- Medical and therapy bills
- Prescription medications
- Household services
- Private nursing costs
- Medical transportation expenses
General damage settlements rely on the injured person’s subjective assessments of their social, psychological, emotional, and lifestyle issues. Damages often include:
- Pain and suffering
- Mental anguish and emotional distress
- Inability to perform spousal and family services
- Functional impairments and disabilities
Based on Florida Statutes, §768.72, courts can award punitive damages. A plaintiff must show clear and convincing evidence that a plaintiff committed “intentional misconduct or gross negligence.”
How Has the Catholic Church Avoided Its Responsibility?
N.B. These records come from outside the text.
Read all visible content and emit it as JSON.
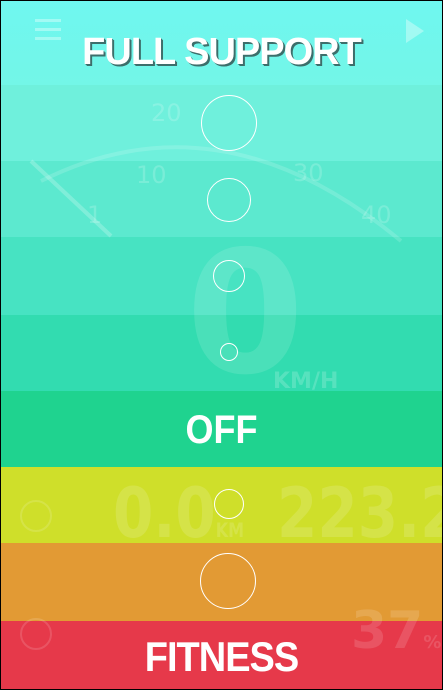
{
  "header": {
    "title": "FULL SUPPORT"
  },
  "levels": {
    "off_label": "OFF",
    "fitness_label": "FITNESS"
  },
  "background": {
    "speed_value": "0",
    "speed_unit": "KM/H",
    "gauge_ticks": [
      "1",
      "10",
      "20",
      "30",
      "40"
    ],
    "trip_distance": "0.0",
    "total_distance": "223.2",
    "distance_unit": "KM",
    "battery_value": "37",
    "battery_unit": "%"
  },
  "colors": {
    "band_top": "#6ff7f0",
    "band_off": "#1fd38f",
    "band_yellow": "#cfdf2a",
    "band_orange": "#e29a34",
    "band_red": "#e6394a"
  },
  "icons": {
    "menu": "menu-icon",
    "play": "play-icon",
    "compass": "compass-icon",
    "bike": "bike-icon",
    "gauge": "gauge-icon"
  }
}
For decades, the Catholic Church chose to avoid responsibility for their priests’ actions. They were in the unique position of maintaining control over the abused children, their families, and the information that could prove their cases. They abused that control and their power by denying that there was a problem and actively participating in cover-ups.
Statute of Limitations Defenses
After decades of hiding their priests’ crimes, the Catholic Church still had Florida Statutes on their side. As the incidents occurred years in the past, the statute of limitations barred the adults’ claims for damages sustained while they were children.
Fortunately, the State Legislature modified §95.11, Florida’s statute of limitations provision. It now accommodates abuse victims by allowing the statute of limitations to commence from the “…time of discovery by the injured party of both the injury and the causal relationship between the injury and the abuse…” Unfortunately, the statute does not apply to vicarious liability incurred by bishops, the Catholic Church, or other supervisory entities.
The trauma suffered as a result of sexual abuse impacts a victim’s ability to recall and sequence past events. Additionally, the incidents occurred years ago, many of the now-adult victims don’t recall the details due to the amount of time that has elapsed. This has favored the Catholic Church in its efforts to deny that abusive events occurred.
At Dolman Law Group and Sibley Dolman Accident Injury Lawyers, we’ve understood that abuse cases were fraught with complications. In recent years, the Catholic Church has taken a more cooperative stance, but we’ve always prepared our client’s cases for unanticipated challenges. Our attorneys have researched and analyzed the evidence. We’ve prepared our cases to overcome creative defense strategies and we’ve worked to produce the best possible outcomes.
Tampa Catholic Church Abuse Attorneys
If you or a family member sustained injuries because of a relationship with an abusive Tampa priest or church official, you may have the right to recover damages. This right may apply even if the abuse occurred when you were a child. Dolman Law Group and Sibley Dolman Accident Injury Lawyers have convenient offices along both Florida coasts. Contact us today or dial 833-552-7274 for a free, confidential consultation so we can determine if we can help you. Attorney/client privilege protects your calls and messages to us.